Thursday, February 2, 2017

Importing a CSV text file into MS Access - Part 1

Importing a text file into MS Access very easy as it is completely wizard driven. But the text file needs pre-processing before importing as a text file has only one data type for any of the columns imported. When you generate a text file
The version of MS Access used is Microsoft Access 2016 MSO 32-bit which is a part of the Office 365 subscription.

The import is completely wizard driven as you see in the following steps. I will be using the same text file that I generated from the Norhtwind database on my SQL Server 2012. The details of this are available in this post.

This post considers importing a text file into  MS Access table using Wizard and the type of error produced.

The following query was used to provide the data for the text file:
SELECT Products.ProductName, [Order

Details].UnitPrice, [Order Details].Quantity, Orders.OrderDate, Orders.RequiredDate
FROM     [Order Details] INNER JOIN
                  Orders ON [Order Details].OrderID = Orders.OrderID INNER JOIN
                  Products ON [Order Details].ProductID = Products.ProductID
Where [Order Details].UnitPrice>100

This is a sample of the file FFD.txt generated (just two rows reproduced).
ProductName,                   UnitPrice,  Quantity,   OrderDate,                   RequiredDate
Côte de Blaye,                  210.8,         49,            1997-01-23 00:00:00,  1997-02-20 00:00:00
Thüringer Rostbratwurst, 123.79,       12,            1997-10-09 00:00:00,  1997-11-06 00:00:00

The next images show the various steps of the wizard:

Highlight the default table Table 1 and right click to access the import of a text file as shown below.

 The Get External Data - Text File is displayed as shown. Accept the default to import the text file to a new table in the current database option after Browsing to bring in the FFD.txt file stored in your folder / file system.

The data is immediately (small sample) brought into the Import Text Wizard as shown.

 Accept the first option as the file is comma delimited. Place check mark for 'First Row Contains Field Names'.  

Click Next. Click Advanced to see the field specification. Click OK.

Click Next.  Allow Access to provide a Primary Key
 Provide a name for the new table.

 Click Finish. The import is finished and you can save the steps you took to import. As you can see there were data that did not come through cleanly and there were import errors.

MS Access created two tables, the table in which successfully imported data was saved and another table with _ImportErrors appended containing the fields that did not make as shown.

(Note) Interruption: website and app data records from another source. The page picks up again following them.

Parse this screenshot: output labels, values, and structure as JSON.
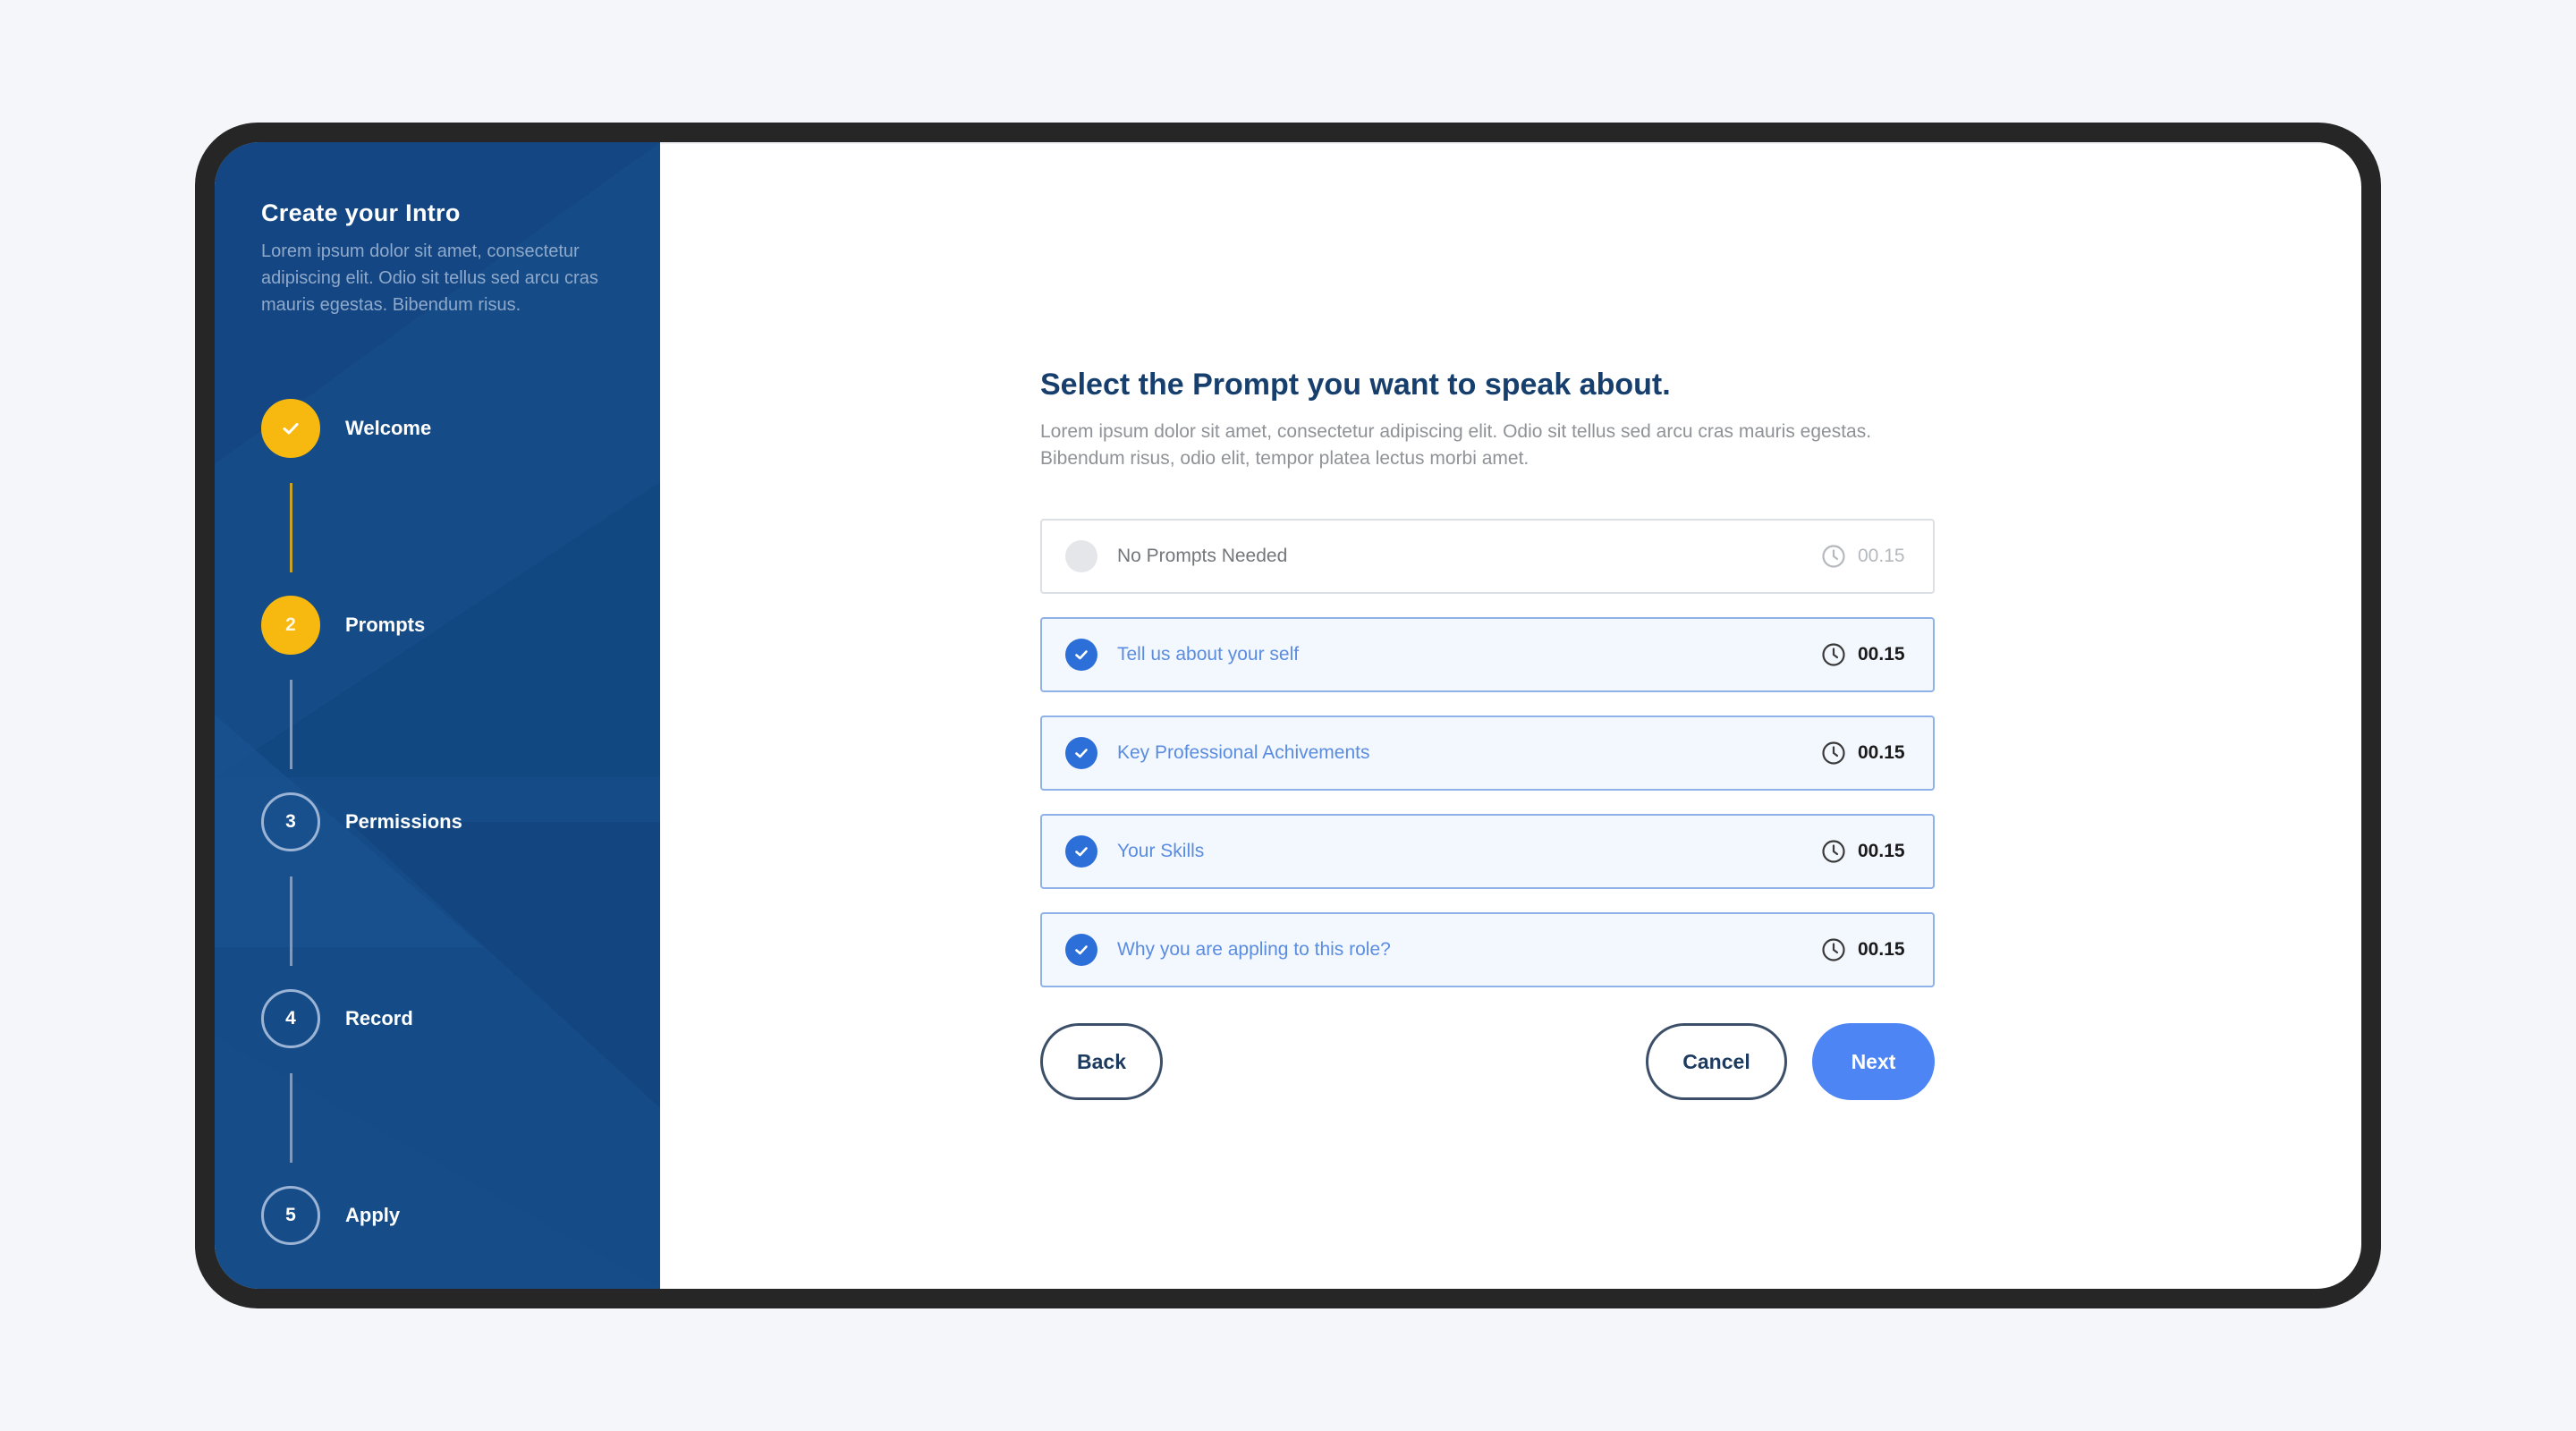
{
  "sidebar": {
    "title": "Create your Intro",
    "description": "Lorem ipsum dolor sit amet, consectetur adipiscing elit. Odio sit tellus sed arcu cras mauris egestas. Bibendum risus.",
    "steps": [
      {
        "number": "1",
        "label": "Welcome",
        "state": "done"
      },
      {
        "number": "2",
        "label": "Prompts",
        "state": "active"
      },
      {
        "number": "3",
        "label": "Permissions",
        "state": "pending"
      },
      {
        "number": "4",
        "label": "Record",
        "state": "pending"
      },
      {
        "number": "5",
        "label": "Apply",
        "state": "pending"
      }
    ]
  },
  "main": {
    "title": "Select the Prompt you want to speak about.",
    "description": "Lorem ipsum dolor sit amet, consectetur adipiscing elit. Odio sit tellus sed arcu cras mauris egestas. Bibendum risus, odio elit, tempor platea lectus morbi amet.",
    "options": [
      {
        "label": "No Prompts Needed",
        "time": "00.15",
        "selected": false
      },
      {
        "label": "Tell us about your self",
        "time": "00.15",
        "selected": true
      },
      {
        "label": "Key Professional Achivements",
        "time": "00.15",
        "selected": true
      },
      {
        "label": "Your Skills",
        "time": "00.15",
        "selected": true
      },
      {
        "label": "Why you are appling to this role?",
        "time": "00.15",
        "selected": true
      }
    ]
  },
  "actions": {
    "back_label": "Back",
    "cancel_label": "Cancel",
    "next_label": "Next"
  },
  "colors": {
    "sidebar_bg": "#154b86",
    "step_active": "#f7b90f",
    "accent": "#4d85f4",
    "check": "#2d6fd8",
    "title": "#163f6d"
  }
}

This is not a successful import of the data as two of the columns did not make it to the import. In Part 2 modifications to the import process that would bring in the data correctly.